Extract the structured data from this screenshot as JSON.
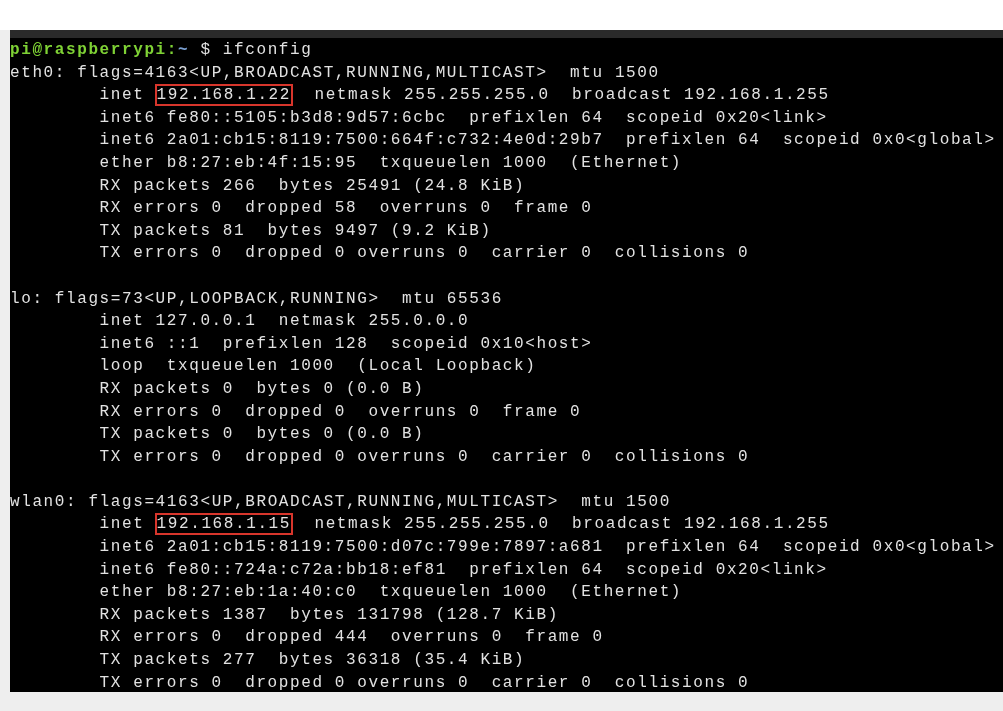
{
  "prompt": {
    "user_host": "pi@raspberrypi:",
    "path": "~",
    "sign": "$",
    "command": "ifconfig"
  },
  "interfaces": [
    {
      "header": "eth0: flags=4163<UP,BROADCAST,RUNNING,MULTICAST>  mtu 1500",
      "lines": [
        {
          "segments": [
            {
              "text": "inet ",
              "highlighted": false
            },
            {
              "text": "192.168.1.22",
              "highlighted": true
            },
            {
              "text": "  netmask 255.255.255.0  broadcast 192.168.1.255",
              "highlighted": false
            }
          ]
        },
        {
          "text": "inet6 fe80::5105:b3d8:9d57:6cbc  prefixlen 64  scopeid 0x20<link>"
        },
        {
          "text": "inet6 2a01:cb15:8119:7500:664f:c732:4e0d:29b7  prefixlen 64  scopeid 0x0<global>"
        },
        {
          "text": "ether b8:27:eb:4f:15:95  txqueuelen 1000  (Ethernet)"
        },
        {
          "text": "RX packets 266  bytes 25491 (24.8 KiB)"
        },
        {
          "text": "RX errors 0  dropped 58  overruns 0  frame 0"
        },
        {
          "text": "TX packets 81  bytes 9497 (9.2 KiB)"
        },
        {
          "text": "TX errors 0  dropped 0 overruns 0  carrier 0  collisions 0"
        }
      ]
    },
    {
      "header": "lo: flags=73<UP,LOOPBACK,RUNNING>  mtu 65536",
      "lines": [
        {
          "text": "inet 127.0.0.1  netmask 255.0.0.0"
        },
        {
          "text": "inet6 ::1  prefixlen 128  scopeid 0x10<host>"
        },
        {
          "text": "loop  txqueuelen 1000  (Local Loopback)"
        },
        {
          "text": "RX packets 0  bytes 0 (0.0 B)"
        },
        {
          "text": "RX errors 0  dropped 0  overruns 0  frame 0"
        },
        {
          "text": "TX packets 0  bytes 0 (0.0 B)"
        },
        {
          "text": "TX errors 0  dropped 0 overruns 0  carrier 0  collisions 0"
        }
      ]
    },
    {
      "header": "wlan0: flags=4163<UP,BROADCAST,RUNNING,MULTICAST>  mtu 1500",
      "lines": [
        {
          "segments": [
            {
              "text": "inet ",
              "highlighted": false
            },
            {
              "text": "192.168.1.15",
              "highlighted": true
            },
            {
              "text": "  netmask 255.255.255.0  broadcast 192.168.1.255",
              "highlighted": false
            }
          ]
        },
        {
          "text": "inet6 2a01:cb15:8119:7500:d07c:799e:7897:a681  prefixlen 64  scopeid 0x0<global>"
        },
        {
          "text": "inet6 fe80::724a:c72a:bb18:ef81  prefixlen 64  scopeid 0x20<link>"
        },
        {
          "text": "ether b8:27:eb:1a:40:c0  txqueuelen 1000  (Ethernet)"
        },
        {
          "text": "RX packets 1387  bytes 131798 (128.7 KiB)"
        },
        {
          "text": "RX errors 0  dropped 444  overruns 0  frame 0"
        },
        {
          "text": "TX packets 277  bytes 36318 (35.4 KiB)"
        },
        {
          "text": "TX errors 0  dropped 0 overruns 0  carrier 0  collisions 0"
        }
      ]
    }
  ]
}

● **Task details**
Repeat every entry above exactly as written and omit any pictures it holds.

● **Solution below**
Extract the structured data from this screenshot as JSON.
{
  "prompt": {
    "user_host": "pi@raspberrypi:",
    "path": "~",
    "sign": "$",
    "command": "ifconfig"
  },
  "interfaces": [
    {
      "header": "eth0: flags=4163<UP,BROADCAST,RUNNING,MULTICAST>  mtu 1500",
      "lines": [
        {
          "segments": [
            {
              "text": "inet ",
              "highlighted": false
            },
            {
              "text": "192.168.1.22",
              "highlighted": true
            },
            {
              "text": "  netmask 255.255.255.0  broadcast 192.168.1.255",
              "highlighted": false
            }
          ]
        },
        {
          "text": "inet6 fe80::5105:b3d8:9d57:6cbc  prefixlen 64  scopeid 0x20<link>"
        },
        {
          "text": "inet6 2a01:cb15:8119:7500:664f:c732:4e0d:29b7  prefixlen 64  scopeid 0x0<global>"
        },
        {
          "text": "ether b8:27:eb:4f:15:95  txqueuelen 1000  (Ethernet)"
        },
        {
          "text": "RX packets 266  bytes 25491 (24.8 KiB)"
        },
        {
          "text": "RX errors 0  dropped 58  overruns 0  frame 0"
        },
        {
          "text": "TX packets 81  bytes 9497 (9.2 KiB)"
        },
        {
          "text": "TX errors 0  dropped 0 overruns 0  carrier 0  collisions 0"
        }
      ]
    },
    {
      "header": "lo: flags=73<UP,LOOPBACK,RUNNING>  mtu 65536",
      "lines": [
        {
          "text": "inet 127.0.0.1  netmask 255.0.0.0"
        },
        {
          "text": "inet6 ::1  prefixlen 128  scopeid 0x10<host>"
        },
        {
          "text": "loop  txqueuelen 1000  (Local Loopback)"
        },
        {
          "text": "RX packets 0  bytes 0 (0.0 B)"
        },
        {
          "text": "RX errors 0  dropped 0  overruns 0  frame 0"
        },
        {
          "text": "TX packets 0  bytes 0 (0.0 B)"
        },
        {
          "text": "TX errors 0  dropped 0 overruns 0  carrier 0  collisions 0"
        }
      ]
    },
    {
      "header": "wlan0: flags=4163<UP,BROADCAST,RUNNING,MULTICAST>  mtu 1500",
      "lines": [
        {
          "segments": [
            {
              "text": "inet ",
              "highlighted": false
            },
            {
              "text": "192.168.1.15",
              "highlighted": true
            },
            {
              "text": "  netmask 255.255.255.0  broadcast 192.168.1.255",
              "highlighted": false
            }
          ]
        },
        {
          "text": "inet6 2a01:cb15:8119:7500:d07c:799e:7897:a681  prefixlen 64  scopeid 0x0<global>"
        },
        {
          "text": "inet6 fe80::724a:c72a:bb18:ef81  prefixlen 64  scopeid 0x20<link>"
        },
        {
          "text": "ether b8:27:eb:1a:40:c0  txqueuelen 1000  (Ethernet)"
        },
        {
          "text": "RX packets 1387  bytes 131798 (128.7 KiB)"
        },
        {
          "text": "RX errors 0  dropped 444  overruns 0  frame 0"
        },
        {
          "text": "TX packets 277  bytes 36318 (35.4 KiB)"
        },
        {
          "text": "TX errors 0  dropped 0 overruns 0  carrier 0  collisions 0"
        }
      ]
    }
  ]
}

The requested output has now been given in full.